Second, there is a benefit in the comparison of righteous people to wicked people. It emphasizes the separation and contrast between them. On the one hand, it gives a proper perspective to the blemishes of the righteous person. As the verse states, “there is no man so righteous on Earth, who will do [only] good and never sin.” Still, in comparison to the wickedness of the wicked individual, this righteous man is like a consummate tzaddik and the comparison saves him from the prosecuting angels. On the other hand, comparing the righteous to the wicked fills the tzaddik with joy and pleasure from the fact that he merited closeness to God. It emphasizes the good, “like the advantage of light over darkness.” As is the case in most intermediate states, these two sides should be understood as related to one of the two extremes that the intermediate state connects. The first side is close to the side of submission, for that is what is needed due to the shortcomings of the tzaddik. But, the second side is close to sweetening, for “evil is a throne for good and is a partner is emphasizing it.
Ultimately, the evil people are the very goal of the tzaddik’s mission. He came to the world in order to rectify those wicked people, to perfect them, to bring them close and to encourage them to return to a Torah way of life – until a complete sweetening is effected.
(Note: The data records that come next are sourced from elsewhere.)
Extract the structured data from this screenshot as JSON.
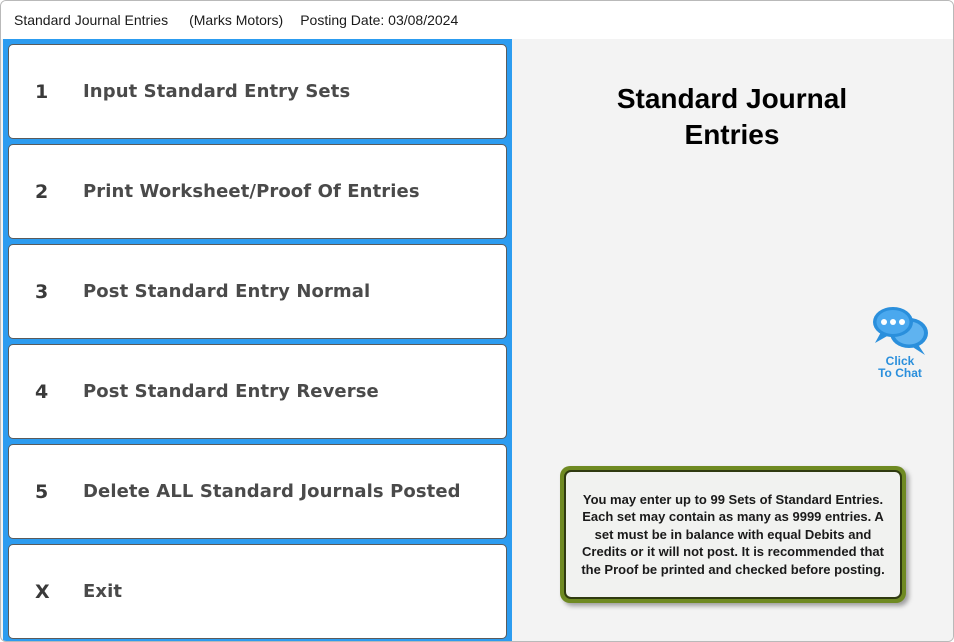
{
  "titlebar": {
    "app_title": "Standard Journal Entries",
    "company": "(Marks Motors)",
    "posting_date": "Posting Date: 03/08/2024"
  },
  "menu": {
    "items": [
      {
        "key": "1",
        "label": "Input Standard Entry Sets"
      },
      {
        "key": "2",
        "label": "Print Worksheet/Proof Of Entries"
      },
      {
        "key": "3",
        "label": "Post Standard Entry Normal"
      },
      {
        "key": "4",
        "label": "Post Standard Entry Reverse"
      },
      {
        "key": "5",
        "label": "Delete ALL Standard Journals Posted"
      },
      {
        "key": "X",
        "label": "Exit"
      }
    ]
  },
  "main": {
    "heading_line1": "Standard Journal",
    "heading_line2": "Entries",
    "chat": {
      "icon": "chat-bubbles-icon",
      "line1": "Click",
      "line2": "To Chat"
    },
    "info": "You may enter up to 99 Sets of  Standard Entries.  Each set may contain as many as 9999 entries.  A set must be in balance with equal Debits and Credits or it will not post. It is recommended that the Proof be printed and checked before posting."
  },
  "colors": {
    "menu_panel": "#2c9cf0",
    "info_border": "#6f8a22",
    "chat_blue": "#2a8fdc"
  }
}
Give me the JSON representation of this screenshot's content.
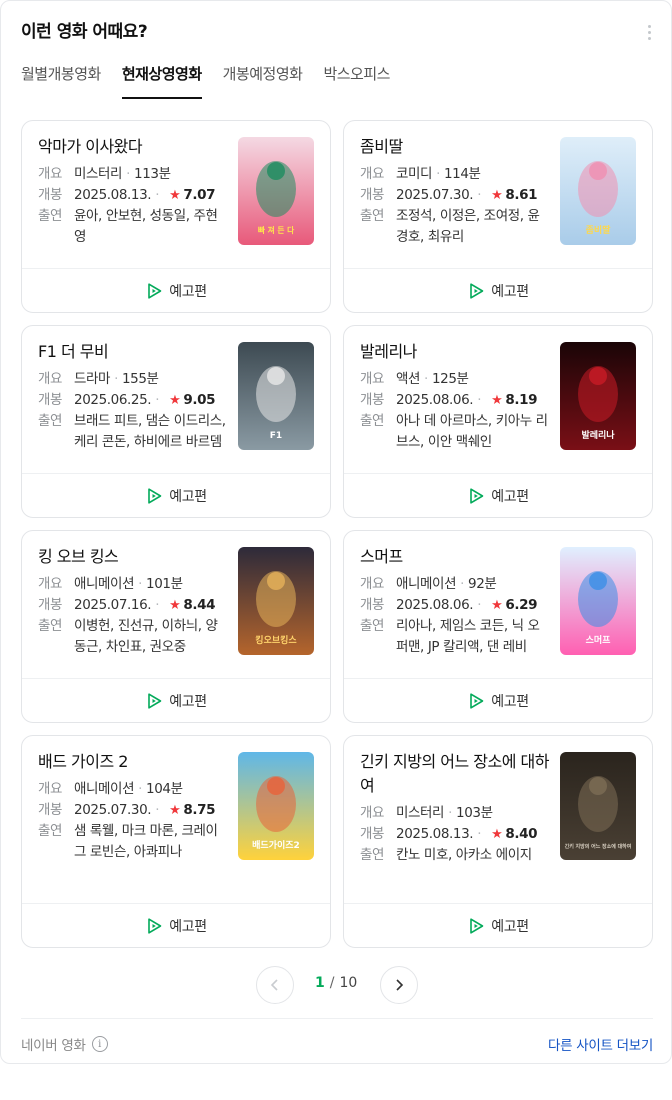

The question of why evil people exist in the world is not merely philosophical. It is an existential question, chipping away at the heart of every individual who lies in between the consummately evil and the consummately righteous. Inside each intermediary individual—the beinoni, as he is known in Chassidut—internal representations of the tzaddik and of the wicked person duel: Why did You create the wicked, which is sometimes how I myself am revealed?
The tzaddik and the wicked person are the thesis and the antithesis in the heart of the beinoni. Their differences highlight the contrast (separation) and make it possible for one side to triumph (submission—when the wicked discover that tzaddikim also have bad points and ‘everyone is wicked’) or for the other side to triumph (sweetening—when the tzaddik rectifies and transforms all the wicked people into tzaddikim, as in the verse, “And Your nation are all tzaddikim”). In the individual soul, however, this is not enough. Synthesis, which makes it possible for all the aspects of the soul to co-exist in one complete persona, is necessary.
This is the depth of the Alter Rebbe’s innovation in his book, the Tanya, which explains that the beinoni is not a compromise or just an intermediate state between the tzaddik and the wicked person. Instead, he is a complete, independent persona. The beinoni is a potentially wicked person: the propensity for evil exists within him in full force. It is this force that causes there to actually be wicked people in the world. However, by exercising the control of the mind over the heart, he attempts—and succeeds, with the help of God and the spice of Torah—to conduct himself as a tzaddik in thought, speech and deed. Throughout his struggles, the beinoni feels like a pendulum swinging back and forth between the thesis and the antithesis. But with a holistic look toward the future, we see that it is specifically the synthesis of the beinoni that unearths the Divine paradox expressed in the verse, “You created tzaddikim, You created wicked people.”